Task prompt:
Search the material below for the word "Configuration" and copy every line in which it occurs.

Extracted data:

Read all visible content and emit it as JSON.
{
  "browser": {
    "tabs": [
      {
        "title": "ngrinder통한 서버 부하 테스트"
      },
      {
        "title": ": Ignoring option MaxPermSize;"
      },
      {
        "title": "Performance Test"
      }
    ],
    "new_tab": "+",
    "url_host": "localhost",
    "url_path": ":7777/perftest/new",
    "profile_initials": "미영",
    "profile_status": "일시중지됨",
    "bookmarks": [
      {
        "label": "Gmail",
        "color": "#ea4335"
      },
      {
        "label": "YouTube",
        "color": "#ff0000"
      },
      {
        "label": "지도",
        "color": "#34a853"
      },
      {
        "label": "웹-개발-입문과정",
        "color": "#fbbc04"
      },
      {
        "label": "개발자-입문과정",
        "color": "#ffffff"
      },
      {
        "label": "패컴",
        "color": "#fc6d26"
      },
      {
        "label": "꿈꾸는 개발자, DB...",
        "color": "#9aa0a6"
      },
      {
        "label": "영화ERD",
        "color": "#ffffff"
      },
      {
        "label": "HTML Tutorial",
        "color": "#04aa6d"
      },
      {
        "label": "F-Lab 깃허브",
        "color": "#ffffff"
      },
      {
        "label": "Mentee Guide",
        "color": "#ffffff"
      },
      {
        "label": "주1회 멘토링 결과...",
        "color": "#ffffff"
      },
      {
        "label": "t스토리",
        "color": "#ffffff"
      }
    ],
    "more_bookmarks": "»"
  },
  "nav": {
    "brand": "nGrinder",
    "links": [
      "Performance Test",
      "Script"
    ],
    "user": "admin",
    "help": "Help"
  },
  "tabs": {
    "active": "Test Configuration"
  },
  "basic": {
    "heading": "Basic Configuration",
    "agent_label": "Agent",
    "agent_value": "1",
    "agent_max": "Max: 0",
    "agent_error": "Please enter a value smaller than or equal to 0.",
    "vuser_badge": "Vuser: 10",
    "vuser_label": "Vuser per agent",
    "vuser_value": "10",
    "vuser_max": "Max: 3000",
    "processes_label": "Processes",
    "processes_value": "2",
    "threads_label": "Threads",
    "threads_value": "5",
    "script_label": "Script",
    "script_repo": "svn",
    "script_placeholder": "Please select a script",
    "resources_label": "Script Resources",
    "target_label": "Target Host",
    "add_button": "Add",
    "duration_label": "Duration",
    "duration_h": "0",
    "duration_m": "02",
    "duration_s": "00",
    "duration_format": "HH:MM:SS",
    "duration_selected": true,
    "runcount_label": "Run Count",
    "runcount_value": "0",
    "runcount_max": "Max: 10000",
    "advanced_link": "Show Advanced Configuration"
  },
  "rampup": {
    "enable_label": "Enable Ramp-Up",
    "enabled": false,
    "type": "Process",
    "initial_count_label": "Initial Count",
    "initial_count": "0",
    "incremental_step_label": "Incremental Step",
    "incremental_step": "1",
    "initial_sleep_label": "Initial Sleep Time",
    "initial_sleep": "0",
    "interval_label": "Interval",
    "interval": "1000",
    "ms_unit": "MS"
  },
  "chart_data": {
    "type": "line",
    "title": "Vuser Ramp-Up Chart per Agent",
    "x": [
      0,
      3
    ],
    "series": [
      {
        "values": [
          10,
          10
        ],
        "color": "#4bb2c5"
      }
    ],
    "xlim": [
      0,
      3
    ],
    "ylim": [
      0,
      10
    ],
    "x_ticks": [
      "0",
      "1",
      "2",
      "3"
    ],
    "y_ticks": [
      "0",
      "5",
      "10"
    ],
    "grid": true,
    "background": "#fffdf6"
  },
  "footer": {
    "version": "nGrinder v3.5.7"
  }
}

Solution:
    "active": "Test Configuration"
    "heading": "Basic Configuration",
    "advanced_link": "Show Advanced Configuration"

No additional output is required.